I agree with nearly everything Martin Davies says. He has written an elegant and highly informative analysis of recent philosophical debates about the mind–brain relation. I particularly enjoyed Davies’ discussion of B.A. Farrell, his precursor in the Oxford Wilde Readership (now Professorship) in Mental Philosophy. It is intriguing to see how closely Farrell anticipated many of the moves made by more recent ‘type-A’ physicalists who seek to show that, upon analysis, claims about conscious states turn out to (...) be nothing more than complex third-personal claims about internal and external behaviour. Davies is also exemplary in his even-handed treatment of those contemporary ‘type-B’ physicalists who have turned away from the neo-logical-behaviourism of Farrell and his ilk. Davies explains how type-B physicalists recognize distinctive subjective ‘phenomenal concepts’ for thinking about conscious states and so deny that phenomenal claims can be deduced a priori from behavioural or other third-personal claims. However, type-B physicalists do not accept that these subjective phenomenal concepts refer to any distinct non-material reality. In their view, phenomenal concepts and third-personal scientific concepts are simply another example of the familiar circumstance where we have two different ways of referring to a single reality. Since I am persuaded by pretty much all Davies says about these matters, I shall not comment substantially on the dialectical points he covers. Instead I want to raise two rather wider issues. The first is the set of ideas associated with the phrase ‘the explanatory gap’. Davies specifies that he is using this phrase in a specific technical sense. But the phrase has further connotations, and this can lead to a distorted appreciation of the philosophical issues. The second issue is the methodological implications of the philosophical debate. I shall argue that the philosophical issues addressed by Davies suggest that there are unexpected limitations on what empirical brain research can achieve.. (shrink)
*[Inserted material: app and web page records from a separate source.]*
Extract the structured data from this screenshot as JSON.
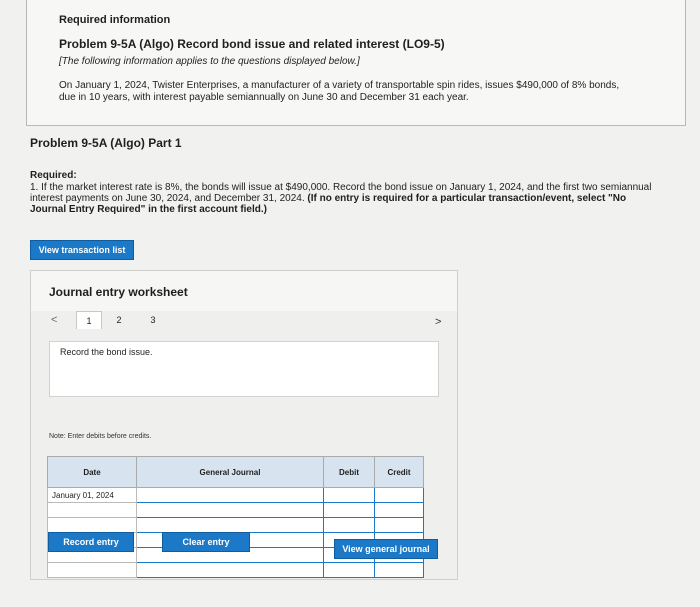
{
  "info": {
    "required_title": "Required information",
    "problem_title": "Problem 9-5A (Algo) Record bond issue and related interest (LO9-5)",
    "note": "[The following information applies to the questions displayed below.]",
    "description": "On January 1, 2024, Twister Enterprises, a manufacturer of a variety of transportable spin rides, issues $490,000 of 8% bonds, due in 10 years, with interest payable semiannually on June 30 and December 31 each year."
  },
  "part": {
    "title": "Problem 9-5A (Algo) Part 1",
    "required_label": "Required:",
    "required_text": "1. If the market interest rate is 8%, the bonds will issue at $490,000. Record the bond issue on January 1, 2024, and the first two semiannual interest payments on June 30, 2024, and December 31, 2024.",
    "required_bold": "(If no entry is required for a particular transaction/event, select \"No Journal Entry Required\" in the first account field.)"
  },
  "buttons": {
    "view_transaction_list": "View transaction list",
    "record_entry": "Record entry",
    "clear_entry": "Clear entry",
    "view_general_journal": "View general journal"
  },
  "worksheet": {
    "title": "Journal entry worksheet",
    "nav_prev": "<",
    "nav_next": ">",
    "tabs": [
      "1",
      "2",
      "3"
    ],
    "active_tab": "1",
    "entry_description": "Record the bond issue.",
    "note_debits": "Note: Enter debits before credits.",
    "columns": {
      "date": "Date",
      "general_journal": "General Journal",
      "debit": "Debit",
      "credit": "Credit"
    },
    "rows": [
      {
        "date": "January 01, 2024"
      },
      {
        "date": ""
      },
      {
        "date": ""
      },
      {
        "date": ""
      },
      {
        "date": ""
      },
      {
        "date": ""
      }
    ]
  },
  "colors": {
    "button": "#1b79c8",
    "table_header": "#d7e4f0",
    "background": "#f1f1f0"
  }
}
Farrell, B. A. The criteria for a psycho-analytic interpretation.--Gardiner, P. Error, faith, and self-deception.--Cohen, G. A. Beliefs and roles.--Deutsch, J. A. The structural basis of behaviour.--Hampshire, S. Feeling and expression.--Putnam, H. The mental life of some machines.--Davidson, D. Psychology as philosophy.--Nagel, T. Brain bisection and the unity of consciousness.--Williams, B. The self and the future.--Parfit, D. Personal identity.
John Dewey and the spirit of pragmatism, by H. M. Kallen.--Dewey and art, by I. Edman.--Instrumantalism and the history of philosophy, by G. Boas.--Culture and personality, by L. K. Frank.--Social inquiry and social doctrine, by H. L. Friess.--Dewey's theories of legal reasoning and valuation, by S. Ratner.--John Dewey and education, by J. L. Childs.--Dewey's revision of Jefferson, by M. R. Konvitz.--Laity and prelacy in American democracy, by H. W. Schneider.--Organized labor and the Dewey philosophy, by M. Starr.--The desirable and emotive (...) in Dewey's ethics, by S. Hook.--John Dewey's theory of inquiry, by F. Kaufman.--Dewey's theory of natural science, by E. Nagel.--Concerning a certain Deweyan conception of metaphysics, by A. Hofstadter.--Dewey's theory of language and meaning, by P. D. Wienpahl.--Language, rules, and behavior, by W. Sellars.--The analytic and the synthetic: an untenable dualism, by M. G. White.--John Dewey and Karl Marx, by J. Cork.--Dewey in Mexico, by J. T. Farrell. (shrink)